**ACTIVITY**.
Search term "packages": copy each line of the records that contains it.

[[ DATA EXTRACT, beginning ]]

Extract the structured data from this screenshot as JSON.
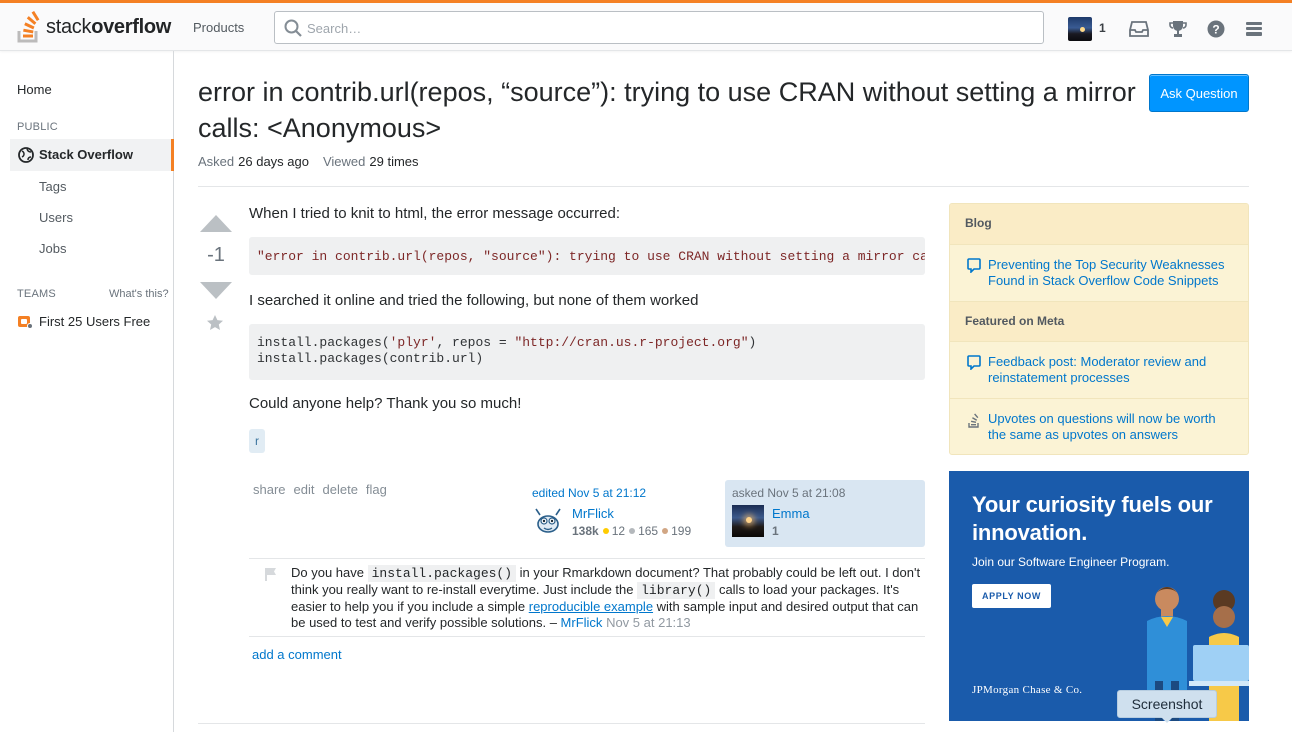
{
  "topbar": {
    "logo_light": "stack",
    "logo_bold": "overflow",
    "products": "Products",
    "search_placeholder": "Search…",
    "reputation": "1"
  },
  "leftnav": {
    "home": "Home",
    "public": "PUBLIC",
    "current": "Stack Overflow",
    "items": [
      "Tags",
      "Users",
      "Jobs"
    ],
    "teams": "TEAMS",
    "whats_this": "What's this?",
    "team_item": "First 25 Users Free"
  },
  "question": {
    "title": "error in contrib.url(repos, “source”): trying to use CRAN without setting a mirror calls: <Anonymous>",
    "ask_button": "Ask Question",
    "asked_label": "Asked",
    "asked_value": "26 days ago",
    "viewed_label": "Viewed",
    "viewed_value": "29 times",
    "votes": "-1",
    "body_p1": "When I tried to knit to html, the error message occurred:",
    "code1": "\"error in contrib.url(repos, \"source\"): trying to use CRAN without setting a mirror calls: <Anonymous>",
    "body_p2": "I searched it online and tried the following, but none of them worked",
    "code2_line1_pre": "install.packages(",
    "code2_line1_s1": "'plyr'",
    "code2_line1_mid": ", repos = ",
    "code2_line1_s2": "\"http://cran.us.r-project.org\"",
    "code2_line1_post": ")",
    "code2_line2": "install.packages(contrib.url)",
    "body_p3": "Could anyone help? Thank you so much!",
    "tag": "r",
    "menu": [
      "share",
      "edit",
      "delete",
      "flag"
    ]
  },
  "editor": {
    "label": "edited Nov 5 at 21:12",
    "name": "MrFlick",
    "rep": "138k",
    "gold": "12",
    "silver": "165",
    "bronze": "199"
  },
  "owner": {
    "label": "asked Nov 5 at 21:08",
    "name": "Emma",
    "rep": "1"
  },
  "comment": {
    "t1": "Do you have ",
    "c1": "install.packages()",
    "t2": " in your Rmarkdown document? That probably could be left out. I don't think you really want to re-install everytime. Just include the ",
    "c2": "library()",
    "t3": " calls to load your packages. It's easier to help you if you include a simple ",
    "link": "reproducible example",
    "t4": " with sample input and desired output that can be used to test and verify possible solutions. – ",
    "user": "MrFlick",
    "date": "Nov 5 at 21:13"
  },
  "add_comment": "add a comment",
  "sidebar": {
    "blog_header": "Blog",
    "blog_item": "Preventing the Top Security Weaknesses Found in Stack Overflow Code Snippets",
    "meta_header": "Featured on Meta",
    "meta_item1": "Feedback post: Moderator review and reinstatement processes",
    "meta_item2": "Upvotes on questions will now be worth the same as upvotes on answers"
  },
  "ad": {
    "headline": "Your curiosity fuels our innovation.",
    "sub": "Join our Software Engineer Program.",
    "button": "APPLY NOW",
    "brand": "JPMorgan Chase & Co."
  },
  "tooltip": "Screenshot",
  "colors": {
    "accent": "#f48024",
    "link": "#0077cc",
    "primary_button": "#0095ff",
    "ad_background": "#1a5bab"
  }
}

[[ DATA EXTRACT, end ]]

**FINAL ANSWER**.
    "code2_line1_pre": "install.packages(",
    "code2_line2": "install.packages(contrib.url)",
    "c1": "install.packages()",
    "t3": " calls to load your packages. It's easier to help you if you include a simple ",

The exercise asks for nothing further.